It may be getting too late already to save the Minnesota racing season – both for Thoroughbreds and their Standardbred cousins. After meetings yesterday between the DFL Governor Mark Dayton and Republican leaders of the state legislature, Dayton emerged stating that the gulf between them was same as it ever was. Considering that the tracks have already lost one court battle to keep the MRC open, any positive resolution to getting Canterbury Park and Running Aces open again comes down to winning an appeal or a political resolution to the budget impasse. From what was available in the Minneapolis Star-Tribune this morning, it looks unlikely on the political front with both sides retreating back to positions that they held a week ago.
A lifetime ago I worked in the U.S. House of Representatives. This was during the Reagan administration while the House was run by the Democrats. Recipe for inaction and divisiveness, right? But at the end of the day, Congressman Thomas P. “Tip” O’Neil, Democratic Speaker of the House, and President Reagan could sit down and have a cocktail and talk things through. Compromise wasn’t a dirty word back then, it was how business got done – and done for 200+ years. It wasn’t perfect, but it was civil. Now compromise is a dead art and disagreements are followed by shouts of “you’re “un-American” or that you hate this country, or worse. Governing has not retained its place as a right or a serious responsibility but a pulpit to push narrow agendas. There isn’t any sense of compromise or civil discourse and it sure as hell isn’t governing. And don’t tell me that your side has tried – neither side’s version of “compromise” is much of one. In the interim who gets hurt? Minnesotans.

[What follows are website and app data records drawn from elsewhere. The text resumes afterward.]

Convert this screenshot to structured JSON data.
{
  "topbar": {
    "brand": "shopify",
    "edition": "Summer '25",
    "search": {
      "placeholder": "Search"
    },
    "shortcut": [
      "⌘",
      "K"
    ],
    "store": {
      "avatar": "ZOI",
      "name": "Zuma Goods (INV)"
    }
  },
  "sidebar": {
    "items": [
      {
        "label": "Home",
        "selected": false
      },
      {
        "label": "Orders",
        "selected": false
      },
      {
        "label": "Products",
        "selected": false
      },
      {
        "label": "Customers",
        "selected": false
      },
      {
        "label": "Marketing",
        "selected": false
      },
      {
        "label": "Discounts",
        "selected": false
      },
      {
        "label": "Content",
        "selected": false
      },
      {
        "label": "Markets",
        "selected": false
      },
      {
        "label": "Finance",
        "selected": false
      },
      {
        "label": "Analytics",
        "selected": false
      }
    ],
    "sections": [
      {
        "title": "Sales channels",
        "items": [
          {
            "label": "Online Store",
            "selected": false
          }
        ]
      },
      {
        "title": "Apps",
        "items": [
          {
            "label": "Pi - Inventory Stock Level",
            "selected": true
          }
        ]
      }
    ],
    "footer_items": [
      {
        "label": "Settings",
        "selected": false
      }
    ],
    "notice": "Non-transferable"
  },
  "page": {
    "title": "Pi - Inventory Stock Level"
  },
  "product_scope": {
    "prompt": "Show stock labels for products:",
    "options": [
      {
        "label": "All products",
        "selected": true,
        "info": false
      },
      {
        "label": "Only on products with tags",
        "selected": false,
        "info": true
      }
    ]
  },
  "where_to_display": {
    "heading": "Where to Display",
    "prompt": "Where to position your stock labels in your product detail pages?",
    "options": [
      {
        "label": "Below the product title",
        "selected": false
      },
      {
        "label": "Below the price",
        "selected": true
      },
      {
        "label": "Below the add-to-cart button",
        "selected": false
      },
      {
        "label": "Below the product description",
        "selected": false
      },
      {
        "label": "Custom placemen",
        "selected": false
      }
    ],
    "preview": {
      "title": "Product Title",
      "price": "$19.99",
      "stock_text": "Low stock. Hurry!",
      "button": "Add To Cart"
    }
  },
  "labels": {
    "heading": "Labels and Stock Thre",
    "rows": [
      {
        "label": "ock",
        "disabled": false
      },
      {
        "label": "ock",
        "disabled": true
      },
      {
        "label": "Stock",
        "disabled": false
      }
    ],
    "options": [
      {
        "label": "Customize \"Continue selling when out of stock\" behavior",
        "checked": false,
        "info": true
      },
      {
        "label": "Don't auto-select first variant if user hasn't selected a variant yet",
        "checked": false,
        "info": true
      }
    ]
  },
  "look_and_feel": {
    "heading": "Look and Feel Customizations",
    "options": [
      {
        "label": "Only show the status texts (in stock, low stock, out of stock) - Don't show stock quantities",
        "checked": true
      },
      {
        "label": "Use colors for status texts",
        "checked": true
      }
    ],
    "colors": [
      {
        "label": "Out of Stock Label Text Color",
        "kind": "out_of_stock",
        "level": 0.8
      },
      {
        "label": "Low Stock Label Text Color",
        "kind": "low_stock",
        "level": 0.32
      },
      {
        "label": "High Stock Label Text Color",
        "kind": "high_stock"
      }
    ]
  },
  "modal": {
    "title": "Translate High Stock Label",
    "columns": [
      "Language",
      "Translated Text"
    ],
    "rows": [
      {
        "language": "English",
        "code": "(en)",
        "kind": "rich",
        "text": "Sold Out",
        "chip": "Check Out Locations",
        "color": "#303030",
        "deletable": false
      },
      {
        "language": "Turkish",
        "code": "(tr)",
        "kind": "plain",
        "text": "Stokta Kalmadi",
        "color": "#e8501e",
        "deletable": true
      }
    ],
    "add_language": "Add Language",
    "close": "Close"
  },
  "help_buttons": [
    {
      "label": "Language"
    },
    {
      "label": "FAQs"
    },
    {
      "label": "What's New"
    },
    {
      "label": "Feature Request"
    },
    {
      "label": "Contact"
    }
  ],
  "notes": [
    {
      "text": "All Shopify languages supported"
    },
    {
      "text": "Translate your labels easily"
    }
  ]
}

Right now horsemen are hanging tough, but you can only do that for so long. As a trainer, your day rate will cover your expenses and maybe just a bit more – you make your real money on the percentage you get for winning races. And what about jockeys? There is no day rate to sustain them – you ride or you don’t get paid, period. There is no way for them to stay in limbo too long without putting themselves at severe financial risk.

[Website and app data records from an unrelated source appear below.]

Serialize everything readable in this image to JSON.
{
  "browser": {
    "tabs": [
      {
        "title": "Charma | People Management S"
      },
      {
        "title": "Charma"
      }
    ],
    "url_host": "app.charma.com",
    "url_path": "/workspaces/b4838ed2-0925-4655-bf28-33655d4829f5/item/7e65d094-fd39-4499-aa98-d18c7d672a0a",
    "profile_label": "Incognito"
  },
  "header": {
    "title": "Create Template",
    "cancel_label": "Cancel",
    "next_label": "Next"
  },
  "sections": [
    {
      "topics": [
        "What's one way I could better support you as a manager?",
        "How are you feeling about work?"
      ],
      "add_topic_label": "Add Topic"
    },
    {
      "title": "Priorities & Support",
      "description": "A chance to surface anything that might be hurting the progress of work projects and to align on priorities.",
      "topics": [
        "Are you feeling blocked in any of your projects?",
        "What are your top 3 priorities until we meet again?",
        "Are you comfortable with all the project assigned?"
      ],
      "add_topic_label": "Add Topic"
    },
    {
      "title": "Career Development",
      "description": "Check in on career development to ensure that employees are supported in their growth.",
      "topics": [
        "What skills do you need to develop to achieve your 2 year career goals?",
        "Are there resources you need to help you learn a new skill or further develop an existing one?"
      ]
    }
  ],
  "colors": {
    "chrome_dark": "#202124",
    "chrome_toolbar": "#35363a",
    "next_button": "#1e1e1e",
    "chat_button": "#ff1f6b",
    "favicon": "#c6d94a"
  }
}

The question of the day is: How long will it be before horsemen leave and don’t come back? My best guess would be any day now. One weekend has already been lost but there is still the hope that a court appeal may salvage part of the coming weekend. If there is no resolution, especially if the court appeal is lost, to save this coming weekend, horsemen won’t have a choice but to move on. You can’t blame them, they have to make a living right along with everyone else. Trainers will receive pressure from their owners to get their horses out of the barn and on to the track. Jockeys will be feeling the heat from their own domestic situation to ride. The track can try hard and put all kinds of incentives in place but unfortunately its fate would no longer be in its hands.
I’m not thrilled with the possibility of racing somewhere else for the summer, but pretty soon what other choice will there be?